Nearly a year ago, there was a fairly wide SEC investigation going on in Puerto Rico: a group of major financial institutions appeared to be constructing a daisy-chain of transactions with each other. It wasn’t the sort of thing that was clear from the financial statements; the SEC must have spent a lot of time at ground level, because they announced yesterday that one of the firms involved, Doral Financial (NYSE:DRL), settled fraud charges for $25 million.
What did the Commission find? According to their complaint, they charge that Doral “overstated income by approximately $921 million or 100 percent on a pre-tax, cumulative basis between 2000 and 2004,” which enabled the firm “to report an apparent 28-quarter streak of “record earnings” and facilitated the placement of over $1 billion of debt and equity.”

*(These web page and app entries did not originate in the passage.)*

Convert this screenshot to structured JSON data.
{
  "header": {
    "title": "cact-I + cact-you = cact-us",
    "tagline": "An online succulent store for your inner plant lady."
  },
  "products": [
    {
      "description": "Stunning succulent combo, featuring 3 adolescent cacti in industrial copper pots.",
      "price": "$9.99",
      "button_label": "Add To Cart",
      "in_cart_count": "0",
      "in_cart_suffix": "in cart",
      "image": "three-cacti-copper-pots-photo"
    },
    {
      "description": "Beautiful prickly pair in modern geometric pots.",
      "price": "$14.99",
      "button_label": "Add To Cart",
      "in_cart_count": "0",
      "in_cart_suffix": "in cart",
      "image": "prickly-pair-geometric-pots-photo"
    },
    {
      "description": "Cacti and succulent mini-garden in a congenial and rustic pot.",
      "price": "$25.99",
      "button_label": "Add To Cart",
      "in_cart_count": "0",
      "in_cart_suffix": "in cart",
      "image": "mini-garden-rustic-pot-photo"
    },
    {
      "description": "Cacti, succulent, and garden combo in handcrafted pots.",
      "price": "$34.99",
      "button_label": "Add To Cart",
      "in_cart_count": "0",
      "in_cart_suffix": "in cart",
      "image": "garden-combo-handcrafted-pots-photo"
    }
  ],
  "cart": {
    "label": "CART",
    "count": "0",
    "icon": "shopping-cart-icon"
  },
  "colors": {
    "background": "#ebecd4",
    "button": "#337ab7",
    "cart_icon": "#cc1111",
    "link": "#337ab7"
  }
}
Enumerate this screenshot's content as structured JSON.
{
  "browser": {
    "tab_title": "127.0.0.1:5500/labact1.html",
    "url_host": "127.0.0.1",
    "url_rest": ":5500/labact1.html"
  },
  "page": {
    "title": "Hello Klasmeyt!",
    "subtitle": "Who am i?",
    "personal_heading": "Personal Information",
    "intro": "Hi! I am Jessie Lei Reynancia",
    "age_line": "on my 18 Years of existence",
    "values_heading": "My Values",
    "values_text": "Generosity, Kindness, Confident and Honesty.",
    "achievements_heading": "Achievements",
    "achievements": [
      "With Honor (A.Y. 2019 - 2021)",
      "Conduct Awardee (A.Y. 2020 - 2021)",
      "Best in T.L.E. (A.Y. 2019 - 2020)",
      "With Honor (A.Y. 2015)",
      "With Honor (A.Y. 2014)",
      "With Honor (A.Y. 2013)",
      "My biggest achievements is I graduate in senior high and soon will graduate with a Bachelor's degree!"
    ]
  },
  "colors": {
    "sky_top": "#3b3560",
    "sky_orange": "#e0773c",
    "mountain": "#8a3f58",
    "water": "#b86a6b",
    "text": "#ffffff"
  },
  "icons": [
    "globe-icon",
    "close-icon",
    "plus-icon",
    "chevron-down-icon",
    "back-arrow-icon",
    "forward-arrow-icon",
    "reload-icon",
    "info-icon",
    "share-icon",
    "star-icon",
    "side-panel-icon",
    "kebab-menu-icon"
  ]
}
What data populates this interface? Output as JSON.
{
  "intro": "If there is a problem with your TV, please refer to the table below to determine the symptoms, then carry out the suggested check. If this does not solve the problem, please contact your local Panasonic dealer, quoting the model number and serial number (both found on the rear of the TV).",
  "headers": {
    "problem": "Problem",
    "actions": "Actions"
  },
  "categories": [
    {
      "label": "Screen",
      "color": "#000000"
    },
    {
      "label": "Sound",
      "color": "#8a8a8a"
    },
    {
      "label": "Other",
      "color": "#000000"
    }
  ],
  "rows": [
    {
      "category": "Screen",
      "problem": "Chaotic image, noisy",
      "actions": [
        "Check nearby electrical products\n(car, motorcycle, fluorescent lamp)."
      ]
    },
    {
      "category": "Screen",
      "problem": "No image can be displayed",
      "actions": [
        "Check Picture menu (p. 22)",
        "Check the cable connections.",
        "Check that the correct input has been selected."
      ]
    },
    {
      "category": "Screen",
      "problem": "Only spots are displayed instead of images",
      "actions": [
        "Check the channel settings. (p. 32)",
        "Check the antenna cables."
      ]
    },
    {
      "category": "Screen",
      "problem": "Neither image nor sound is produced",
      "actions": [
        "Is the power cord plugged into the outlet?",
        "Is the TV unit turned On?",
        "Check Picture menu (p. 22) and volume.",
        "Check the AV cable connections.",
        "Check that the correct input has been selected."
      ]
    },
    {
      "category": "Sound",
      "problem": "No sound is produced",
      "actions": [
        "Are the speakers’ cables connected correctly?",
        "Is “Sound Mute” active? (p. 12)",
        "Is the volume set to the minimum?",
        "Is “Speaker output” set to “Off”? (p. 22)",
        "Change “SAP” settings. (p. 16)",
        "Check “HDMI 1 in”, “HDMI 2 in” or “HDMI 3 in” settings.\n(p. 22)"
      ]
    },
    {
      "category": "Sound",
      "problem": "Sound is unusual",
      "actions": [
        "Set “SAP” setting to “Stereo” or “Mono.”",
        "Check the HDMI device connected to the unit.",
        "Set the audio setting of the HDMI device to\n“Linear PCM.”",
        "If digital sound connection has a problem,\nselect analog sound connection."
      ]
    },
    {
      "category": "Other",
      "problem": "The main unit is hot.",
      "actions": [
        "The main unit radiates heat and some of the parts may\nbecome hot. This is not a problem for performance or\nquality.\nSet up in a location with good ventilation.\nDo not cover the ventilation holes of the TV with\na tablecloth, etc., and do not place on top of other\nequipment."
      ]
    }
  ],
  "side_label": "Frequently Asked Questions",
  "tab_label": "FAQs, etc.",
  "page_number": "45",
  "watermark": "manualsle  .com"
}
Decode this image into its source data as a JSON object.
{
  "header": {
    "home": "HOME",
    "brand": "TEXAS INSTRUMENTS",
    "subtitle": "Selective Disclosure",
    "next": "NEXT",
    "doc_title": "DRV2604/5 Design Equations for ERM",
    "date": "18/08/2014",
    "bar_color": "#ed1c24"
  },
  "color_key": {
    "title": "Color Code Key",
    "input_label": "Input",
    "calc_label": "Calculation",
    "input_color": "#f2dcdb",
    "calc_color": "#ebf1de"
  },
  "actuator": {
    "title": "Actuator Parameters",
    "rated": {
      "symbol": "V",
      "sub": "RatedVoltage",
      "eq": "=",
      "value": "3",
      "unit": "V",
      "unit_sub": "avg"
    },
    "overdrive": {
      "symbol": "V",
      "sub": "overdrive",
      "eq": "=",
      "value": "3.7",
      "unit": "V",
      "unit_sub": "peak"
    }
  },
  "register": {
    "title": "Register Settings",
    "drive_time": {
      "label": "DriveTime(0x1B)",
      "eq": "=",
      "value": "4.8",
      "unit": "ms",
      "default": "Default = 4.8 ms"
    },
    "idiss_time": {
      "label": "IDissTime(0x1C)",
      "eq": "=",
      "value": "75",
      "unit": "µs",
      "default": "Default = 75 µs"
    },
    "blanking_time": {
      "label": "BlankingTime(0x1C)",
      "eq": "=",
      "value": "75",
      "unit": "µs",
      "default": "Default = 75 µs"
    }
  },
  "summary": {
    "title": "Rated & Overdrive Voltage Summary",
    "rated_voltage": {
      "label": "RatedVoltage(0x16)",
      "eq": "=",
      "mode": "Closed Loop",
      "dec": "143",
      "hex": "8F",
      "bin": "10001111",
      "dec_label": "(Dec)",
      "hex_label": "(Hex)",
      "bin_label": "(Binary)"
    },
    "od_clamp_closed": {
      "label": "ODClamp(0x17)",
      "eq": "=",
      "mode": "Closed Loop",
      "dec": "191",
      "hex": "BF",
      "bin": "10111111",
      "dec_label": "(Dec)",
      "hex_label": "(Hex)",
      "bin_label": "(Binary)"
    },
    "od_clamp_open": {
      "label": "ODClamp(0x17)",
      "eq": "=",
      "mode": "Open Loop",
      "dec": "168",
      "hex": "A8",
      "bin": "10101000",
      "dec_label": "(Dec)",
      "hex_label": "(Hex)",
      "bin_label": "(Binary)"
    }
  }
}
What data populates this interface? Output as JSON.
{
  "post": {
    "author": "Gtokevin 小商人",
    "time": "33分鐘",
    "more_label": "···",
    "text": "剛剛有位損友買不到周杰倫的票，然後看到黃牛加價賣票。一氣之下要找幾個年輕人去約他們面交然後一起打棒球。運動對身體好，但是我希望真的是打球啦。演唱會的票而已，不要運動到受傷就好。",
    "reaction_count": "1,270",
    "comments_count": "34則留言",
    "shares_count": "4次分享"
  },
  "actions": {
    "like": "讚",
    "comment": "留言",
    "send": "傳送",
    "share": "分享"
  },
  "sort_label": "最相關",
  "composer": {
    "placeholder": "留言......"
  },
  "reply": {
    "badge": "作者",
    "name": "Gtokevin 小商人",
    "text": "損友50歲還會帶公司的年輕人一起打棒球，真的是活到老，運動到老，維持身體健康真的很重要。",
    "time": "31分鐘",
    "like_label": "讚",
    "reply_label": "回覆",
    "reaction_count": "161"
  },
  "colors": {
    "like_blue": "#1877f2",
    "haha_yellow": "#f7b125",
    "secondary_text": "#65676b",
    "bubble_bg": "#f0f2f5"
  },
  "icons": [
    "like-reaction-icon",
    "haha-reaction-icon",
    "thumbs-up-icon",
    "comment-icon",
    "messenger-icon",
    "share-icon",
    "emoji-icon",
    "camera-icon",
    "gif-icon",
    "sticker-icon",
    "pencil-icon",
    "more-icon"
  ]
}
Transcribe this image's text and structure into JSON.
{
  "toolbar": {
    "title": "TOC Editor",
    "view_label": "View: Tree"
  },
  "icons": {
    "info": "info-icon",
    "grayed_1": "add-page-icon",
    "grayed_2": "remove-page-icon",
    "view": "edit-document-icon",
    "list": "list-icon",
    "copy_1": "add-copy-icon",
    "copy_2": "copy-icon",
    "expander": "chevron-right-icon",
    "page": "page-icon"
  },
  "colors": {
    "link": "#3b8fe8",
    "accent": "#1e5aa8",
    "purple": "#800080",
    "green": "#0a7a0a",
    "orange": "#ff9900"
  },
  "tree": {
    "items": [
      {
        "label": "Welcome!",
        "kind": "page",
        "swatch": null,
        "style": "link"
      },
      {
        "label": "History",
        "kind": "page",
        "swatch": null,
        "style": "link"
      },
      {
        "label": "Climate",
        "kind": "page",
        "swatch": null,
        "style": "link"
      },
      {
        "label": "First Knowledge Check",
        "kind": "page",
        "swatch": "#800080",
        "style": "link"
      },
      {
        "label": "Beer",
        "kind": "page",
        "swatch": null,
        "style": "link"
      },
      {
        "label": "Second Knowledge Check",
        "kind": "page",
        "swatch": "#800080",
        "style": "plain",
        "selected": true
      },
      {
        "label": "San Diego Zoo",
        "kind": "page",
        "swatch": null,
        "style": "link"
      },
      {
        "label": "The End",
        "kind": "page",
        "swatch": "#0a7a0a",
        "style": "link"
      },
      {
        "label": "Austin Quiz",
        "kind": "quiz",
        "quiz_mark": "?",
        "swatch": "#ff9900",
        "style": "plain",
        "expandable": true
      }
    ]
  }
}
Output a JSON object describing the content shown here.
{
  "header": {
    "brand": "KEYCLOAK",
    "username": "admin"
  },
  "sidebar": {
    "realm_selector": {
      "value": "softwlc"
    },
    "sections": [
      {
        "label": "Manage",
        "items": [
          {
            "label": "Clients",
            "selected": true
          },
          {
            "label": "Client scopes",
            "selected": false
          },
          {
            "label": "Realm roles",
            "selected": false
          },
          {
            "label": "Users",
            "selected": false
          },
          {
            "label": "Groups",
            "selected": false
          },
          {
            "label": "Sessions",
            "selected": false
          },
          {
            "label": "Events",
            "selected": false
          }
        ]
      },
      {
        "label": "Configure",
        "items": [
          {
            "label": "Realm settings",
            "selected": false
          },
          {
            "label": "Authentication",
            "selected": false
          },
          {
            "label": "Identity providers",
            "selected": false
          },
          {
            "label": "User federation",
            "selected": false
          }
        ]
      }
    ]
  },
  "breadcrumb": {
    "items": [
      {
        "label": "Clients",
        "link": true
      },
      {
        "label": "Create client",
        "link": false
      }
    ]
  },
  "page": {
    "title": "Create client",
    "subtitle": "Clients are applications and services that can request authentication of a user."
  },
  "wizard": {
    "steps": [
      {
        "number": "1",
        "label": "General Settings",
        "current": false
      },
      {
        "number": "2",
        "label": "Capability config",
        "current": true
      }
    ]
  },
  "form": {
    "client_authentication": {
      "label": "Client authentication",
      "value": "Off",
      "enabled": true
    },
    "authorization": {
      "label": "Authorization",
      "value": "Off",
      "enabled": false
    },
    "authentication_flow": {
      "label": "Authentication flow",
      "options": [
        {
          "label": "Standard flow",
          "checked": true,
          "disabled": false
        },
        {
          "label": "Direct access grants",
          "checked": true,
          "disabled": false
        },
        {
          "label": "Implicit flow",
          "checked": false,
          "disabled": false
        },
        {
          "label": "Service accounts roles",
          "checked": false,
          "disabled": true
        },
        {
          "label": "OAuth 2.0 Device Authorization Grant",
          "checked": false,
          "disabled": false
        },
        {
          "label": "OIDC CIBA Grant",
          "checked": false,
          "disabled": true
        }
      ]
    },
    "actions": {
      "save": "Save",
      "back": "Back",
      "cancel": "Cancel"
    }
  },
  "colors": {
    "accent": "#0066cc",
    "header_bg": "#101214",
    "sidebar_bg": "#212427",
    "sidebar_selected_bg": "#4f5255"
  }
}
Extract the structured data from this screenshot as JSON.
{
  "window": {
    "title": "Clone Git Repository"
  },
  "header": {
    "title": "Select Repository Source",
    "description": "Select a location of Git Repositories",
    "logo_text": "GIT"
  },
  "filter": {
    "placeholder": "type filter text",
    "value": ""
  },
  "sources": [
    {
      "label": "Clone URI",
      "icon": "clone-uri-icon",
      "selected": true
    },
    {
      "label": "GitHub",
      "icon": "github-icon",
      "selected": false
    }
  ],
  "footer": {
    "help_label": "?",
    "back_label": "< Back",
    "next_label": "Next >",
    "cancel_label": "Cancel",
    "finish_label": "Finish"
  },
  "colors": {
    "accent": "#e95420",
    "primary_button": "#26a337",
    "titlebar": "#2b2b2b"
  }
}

In connection with the securitization of mortgage loans it had originated over the period, Doral had to estimate a fair value for interest-only [IO] strip securities it retained from the securitizations. The estimated values for these IOs were improperly calculated and resulted in the overstatement of the retained interests as well as the gains recorded on the sale of the loans. Worse: it was known within the company that the methodology used in calculating the estimated fair values was wrong - but they were used anyway.
In addition, Doral sold about $3.9 billion in mortgages to FirstBank Puerto Rico between 2000 and 2004, on which it improperly recognized gains on the sales - improperly recognized, because the sales inclueded “oral agreements or understandings between Doral Financial’s former treasurer and former director emeritus and FirstBank senior management providing recourse beyond the limited recourse established in the written contracts.” Doral, in effect, still had skin in the game for the mortgages “sold,” so they weren’t genuine sales.
What else? Doral “managed earnings through a series of contemporaneous purchase and sale transactions with other Puerto Rican financial institutions totaling approximately $846.9 million. These involved the generally contemporaneous purchase and sale of mortgage loans from and to local financial institutions where the amounts purchased and sold, and other terms of the transactions, were similar. Doral Financial entered into approximately $200.1 million worth of these transactions during the fourth quarter of 2004 with one Puerto Rican financial institution and approximately $646.8 million worth during 2000 and 2001 with other local financial institutions.” Another way of putting it: the company structured transactions with other institutions in order to present a specific amount of income in a certain accounting period, apparently with no real substance other than for making the earnings look good.
Interesting to note that the other financial institutions are not mentioned in the complaint, but it’s implied that their earnings are also “managed” by the same transactions. Maybe those firms are what the SEC is referring to in the last line of its litigation release: “The Commission’s investigation is continuing.”
There’s a bit of an unsettling coincidence in the timing of the Commission’s Doral release. Many of Doral’s transgresssions relate to its estimation of the fair value of the interests it retained in the securitizations of loans: their modeling was unrealistic, they knew it, and it provided them with an intended result. (As did their “contemporaneous purchases and sales.”) It’s an unpleasant reminder that fair value reporting, while useful, can be pushed and pulled and massaged into whatever management wants in the absence of visible market prices - and the absence of sturdy disclosures about derivations of fair values doesn’t help users. The coincidence: the Commission released this example of fair value problems the same week the FASB releases its new standard on fair value reporting, which should set the table for an expansion of fair value reporting in future accounting standards. Cue the theme from the Twilight Zone, please.